Entries from a dataset of interfaces
========
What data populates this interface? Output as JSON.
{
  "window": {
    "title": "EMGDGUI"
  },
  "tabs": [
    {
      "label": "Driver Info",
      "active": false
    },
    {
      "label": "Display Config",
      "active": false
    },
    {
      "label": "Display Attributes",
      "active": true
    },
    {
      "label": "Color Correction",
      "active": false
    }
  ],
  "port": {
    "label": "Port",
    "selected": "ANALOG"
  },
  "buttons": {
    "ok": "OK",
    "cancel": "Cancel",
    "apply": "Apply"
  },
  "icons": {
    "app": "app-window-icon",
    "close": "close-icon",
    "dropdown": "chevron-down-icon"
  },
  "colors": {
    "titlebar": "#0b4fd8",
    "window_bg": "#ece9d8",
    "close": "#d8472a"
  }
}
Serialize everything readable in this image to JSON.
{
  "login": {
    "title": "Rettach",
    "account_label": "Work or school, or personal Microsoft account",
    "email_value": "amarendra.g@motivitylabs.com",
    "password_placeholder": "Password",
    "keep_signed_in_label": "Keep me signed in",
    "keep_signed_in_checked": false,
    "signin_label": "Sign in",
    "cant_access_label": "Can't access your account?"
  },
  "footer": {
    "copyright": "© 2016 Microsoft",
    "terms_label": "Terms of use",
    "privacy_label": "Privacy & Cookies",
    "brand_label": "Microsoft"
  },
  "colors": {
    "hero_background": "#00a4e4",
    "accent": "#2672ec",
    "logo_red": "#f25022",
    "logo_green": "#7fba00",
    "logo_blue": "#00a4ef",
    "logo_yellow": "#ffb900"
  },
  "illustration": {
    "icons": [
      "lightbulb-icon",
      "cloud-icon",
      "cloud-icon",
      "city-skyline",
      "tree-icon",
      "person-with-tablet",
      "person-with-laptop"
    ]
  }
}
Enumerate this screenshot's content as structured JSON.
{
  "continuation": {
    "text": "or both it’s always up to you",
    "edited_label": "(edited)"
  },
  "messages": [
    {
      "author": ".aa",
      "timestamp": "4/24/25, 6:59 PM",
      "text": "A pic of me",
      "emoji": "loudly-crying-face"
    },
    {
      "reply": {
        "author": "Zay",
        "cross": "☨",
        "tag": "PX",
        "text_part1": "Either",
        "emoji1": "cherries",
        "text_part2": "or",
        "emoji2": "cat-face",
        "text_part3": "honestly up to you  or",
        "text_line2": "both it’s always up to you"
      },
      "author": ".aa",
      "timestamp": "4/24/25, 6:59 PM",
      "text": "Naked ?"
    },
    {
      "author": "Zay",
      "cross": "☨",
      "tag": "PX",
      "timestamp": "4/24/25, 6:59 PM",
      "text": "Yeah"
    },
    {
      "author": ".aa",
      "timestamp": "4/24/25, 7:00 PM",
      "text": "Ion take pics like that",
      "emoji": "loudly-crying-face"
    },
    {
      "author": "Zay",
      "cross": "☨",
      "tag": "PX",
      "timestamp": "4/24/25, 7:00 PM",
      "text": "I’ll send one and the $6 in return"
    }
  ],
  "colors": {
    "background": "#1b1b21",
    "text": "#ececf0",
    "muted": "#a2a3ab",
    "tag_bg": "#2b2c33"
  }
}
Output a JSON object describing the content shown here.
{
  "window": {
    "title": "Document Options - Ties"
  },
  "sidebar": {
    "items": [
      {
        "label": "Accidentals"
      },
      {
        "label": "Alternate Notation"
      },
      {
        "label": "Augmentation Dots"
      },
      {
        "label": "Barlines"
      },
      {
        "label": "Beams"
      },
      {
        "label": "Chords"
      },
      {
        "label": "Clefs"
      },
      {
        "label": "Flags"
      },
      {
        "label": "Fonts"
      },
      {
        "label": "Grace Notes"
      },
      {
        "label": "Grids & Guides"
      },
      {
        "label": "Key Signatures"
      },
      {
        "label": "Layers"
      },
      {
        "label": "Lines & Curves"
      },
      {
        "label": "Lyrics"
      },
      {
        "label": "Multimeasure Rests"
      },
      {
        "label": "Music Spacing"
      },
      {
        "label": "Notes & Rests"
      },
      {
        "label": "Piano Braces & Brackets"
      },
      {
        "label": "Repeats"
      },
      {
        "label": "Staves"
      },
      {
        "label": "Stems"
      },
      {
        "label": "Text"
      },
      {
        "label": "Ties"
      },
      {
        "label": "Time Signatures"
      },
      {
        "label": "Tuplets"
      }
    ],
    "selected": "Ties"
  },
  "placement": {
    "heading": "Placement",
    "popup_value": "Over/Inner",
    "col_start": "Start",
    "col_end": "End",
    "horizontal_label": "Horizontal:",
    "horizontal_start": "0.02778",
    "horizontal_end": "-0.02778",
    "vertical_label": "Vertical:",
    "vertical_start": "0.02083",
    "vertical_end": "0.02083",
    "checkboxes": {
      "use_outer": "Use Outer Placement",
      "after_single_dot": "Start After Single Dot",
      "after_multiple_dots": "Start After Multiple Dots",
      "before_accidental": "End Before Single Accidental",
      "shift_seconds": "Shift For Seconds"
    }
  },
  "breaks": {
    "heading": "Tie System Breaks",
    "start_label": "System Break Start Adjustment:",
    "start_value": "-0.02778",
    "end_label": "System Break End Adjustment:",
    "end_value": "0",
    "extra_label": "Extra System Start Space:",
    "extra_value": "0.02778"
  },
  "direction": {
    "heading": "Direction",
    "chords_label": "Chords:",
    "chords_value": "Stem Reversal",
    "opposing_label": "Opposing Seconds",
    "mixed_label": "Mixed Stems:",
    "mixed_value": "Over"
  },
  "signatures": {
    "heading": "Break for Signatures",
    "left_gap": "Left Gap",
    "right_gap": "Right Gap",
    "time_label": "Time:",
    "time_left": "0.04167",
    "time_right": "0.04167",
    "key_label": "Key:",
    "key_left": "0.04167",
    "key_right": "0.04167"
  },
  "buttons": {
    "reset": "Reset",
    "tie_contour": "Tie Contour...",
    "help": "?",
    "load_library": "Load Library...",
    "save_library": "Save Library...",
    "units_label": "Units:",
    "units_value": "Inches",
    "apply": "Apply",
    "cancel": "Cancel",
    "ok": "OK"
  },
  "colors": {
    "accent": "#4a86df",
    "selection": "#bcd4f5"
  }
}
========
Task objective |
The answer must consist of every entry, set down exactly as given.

Task solution |
What data populates this interface? Output as JSON.
{
  "window": {
    "title": "EMGDGUI"
  },
  "tabs": [
    {
      "label": "Driver Info",
      "active": false
    },
    {
      "label": "Display Config",
      "active": false
    },
    {
      "label": "Display Attributes",
      "active": true
    },
    {
      "label": "Color Correction",
      "active": false
    }
  ],
  "port": {
    "label": "Port",
    "selected": "ANALOG"
  },
  "buttons": {
    "ok": "OK",
    "cancel": "Cancel",
    "apply": "Apply"
  },
  "icons": {
    "app": "app-window-icon",
    "close": "close-icon",
    "dropdown": "chevron-down-icon"
  },
  "colors": {
    "titlebar": "#0b4fd8",
    "window_bg": "#ece9d8",
    "close": "#d8472a"
  }
}
Serialize everything readable in this image to JSON.
{
  "login": {
    "title": "Rettach",
    "account_label": "Work or school, or personal Microsoft account",
    "email_value": "amarendra.g@motivitylabs.com",
    "password_placeholder": "Password",
    "keep_signed_in_label": "Keep me signed in",
    "keep_signed_in_checked": false,
    "signin_label": "Sign in",
    "cant_access_label": "Can't access your account?"
  },
  "footer": {
    "copyright": "© 2016 Microsoft",
    "terms_label": "Terms of use",
    "privacy_label": "Privacy & Cookies",
    "brand_label": "Microsoft"
  },
  "colors": {
    "hero_background": "#00a4e4",
    "accent": "#2672ec",
    "logo_red": "#f25022",
    "logo_green": "#7fba00",
    "logo_blue": "#00a4ef",
    "logo_yellow": "#ffb900"
  },
  "illustration": {
    "icons": [
      "lightbulb-icon",
      "cloud-icon",
      "cloud-icon",
      "city-skyline",
      "tree-icon",
      "person-with-tablet",
      "person-with-laptop"
    ]
  }
}
Enumerate this screenshot's content as structured JSON.
{
  "continuation": {
    "text": "or both it’s always up to you",
    "edited_label": "(edited)"
  },
  "messages": [
    {
      "author": ".aa",
      "timestamp": "4/24/25, 6:59 PM",
      "text": "A pic of me",
      "emoji": "loudly-crying-face"
    },
    {
      "reply": {
        "author": "Zay",
        "cross": "☨",
        "tag": "PX",
        "text_part1": "Either",
        "emoji1": "cherries",
        "text_part2": "or",
        "emoji2": "cat-face",
        "text_part3": "honestly up to you  or",
        "text_line2": "both it’s always up to you"
      },
      "author": ".aa",
      "timestamp": "4/24/25, 6:59 PM",
      "text": "Naked ?"
    },
    {
      "author": "Zay",
      "cross": "☨",
      "tag": "PX",
      "timestamp": "4/24/25, 6:59 PM",
      "text": "Yeah"
    },
    {
      "author": ".aa",
      "timestamp": "4/24/25, 7:00 PM",
      "text": "Ion take pics like that",
      "emoji": "loudly-crying-face"
    },
    {
      "author": "Zay",
      "cross": "☨",
      "tag": "PX",
      "timestamp": "4/24/25, 7:00 PM",
      "text": "I’ll send one and the $6 in return"
    }
  ],
  "colors": {
    "background": "#1b1b21",
    "text": "#ececf0",
    "muted": "#a2a3ab",
    "tag_bg": "#2b2c33"
  }
}
Output a JSON object describing the content shown here.
{
  "window": {
    "title": "Document Options - Ties"
  },
  "sidebar": {
    "items": [
      {
        "label": "Accidentals"
      },
      {
        "label": "Alternate Notation"
      },
      {
        "label": "Augmentation Dots"
      },
      {
        "label": "Barlines"
      },
      {
        "label": "Beams"
      },
      {
        "label": "Chords"
      },
      {
        "label": "Clefs"
      },
      {
        "label": "Flags"
      },
      {
        "label": "Fonts"
      },
      {
        "label": "Grace Notes"
      },
      {
        "label": "Grids & Guides"
      },
      {
        "label": "Key Signatures"
      },
      {
        "label": "Layers"
      },
      {
        "label": "Lines & Curves"
      },
      {
        "label": "Lyrics"
      },
      {
        "label": "Multimeasure Rests"
      },
      {
        "label": "Music Spacing"
      },
      {
        "label": "Notes & Rests"
      },
      {
        "label": "Piano Braces & Brackets"
      },
      {
        "label": "Repeats"
      },
      {
        "label": "Staves"
      },
      {
        "label": "Stems"
      },
      {
        "label": "Text"
      },
      {
        "label": "Ties"
      },
      {
        "label": "Time Signatures"
      },
      {
        "label": "Tuplets"
      }
    ],
    "selected": "Ties"
  },
  "placement": {
    "heading": "Placement",
    "popup_value": "Over/Inner",
    "col_start": "Start",
    "col_end": "End",
    "horizontal_label": "Horizontal:",
    "horizontal_start": "0.02778",
    "horizontal_end": "-0.02778",
    "vertical_label": "Vertical:",
    "vertical_start": "0.02083",
    "vertical_end": "0.02083",
    "checkboxes": {
      "use_outer": "Use Outer Placement",
      "after_single_dot": "Start After Single Dot",
      "after_multiple_dots": "Start After Multiple Dots",
      "before_accidental": "End Before Single Accidental",
      "shift_seconds": "Shift For Seconds"
    }
  },
  "breaks": {
    "heading": "Tie System Breaks",
    "start_label": "System Break Start Adjustment:",
    "start_value": "-0.02778",
    "end_label": "System Break End Adjustment:",
    "end_value": "0",
    "extra_label": "Extra System Start Space:",
    "extra_value": "0.02778"
  },
  "direction": {
    "heading": "Direction",
    "chords_label": "Chords:",
    "chords_value": "Stem Reversal",
    "opposing_label": "Opposing Seconds",
    "mixed_label": "Mixed Stems:",
    "mixed_value": "Over"
  },
  "signatures": {
    "heading": "Break for Signatures",
    "left_gap": "Left Gap",
    "right_gap": "Right Gap",
    "time_label": "Time:",
    "time_left": "0.04167",
    "time_right": "0.04167",
    "key_label": "Key:",
    "key_left": "0.04167",
    "key_right": "0.04167"
  },
  "buttons": {
    "reset": "Reset",
    "tie_contour": "Tie Contour...",
    "help": "?",
    "load_library": "Load Library...",
    "save_library": "Save Library...",
    "units_label": "Units:",
    "units_value": "Inches",
    "apply": "Apply",
    "cancel": "Cancel",
    "ok": "OK"
  },
  "colors": {
    "accent": "#4a86df",
    "selection": "#bcd4f5"
  }
}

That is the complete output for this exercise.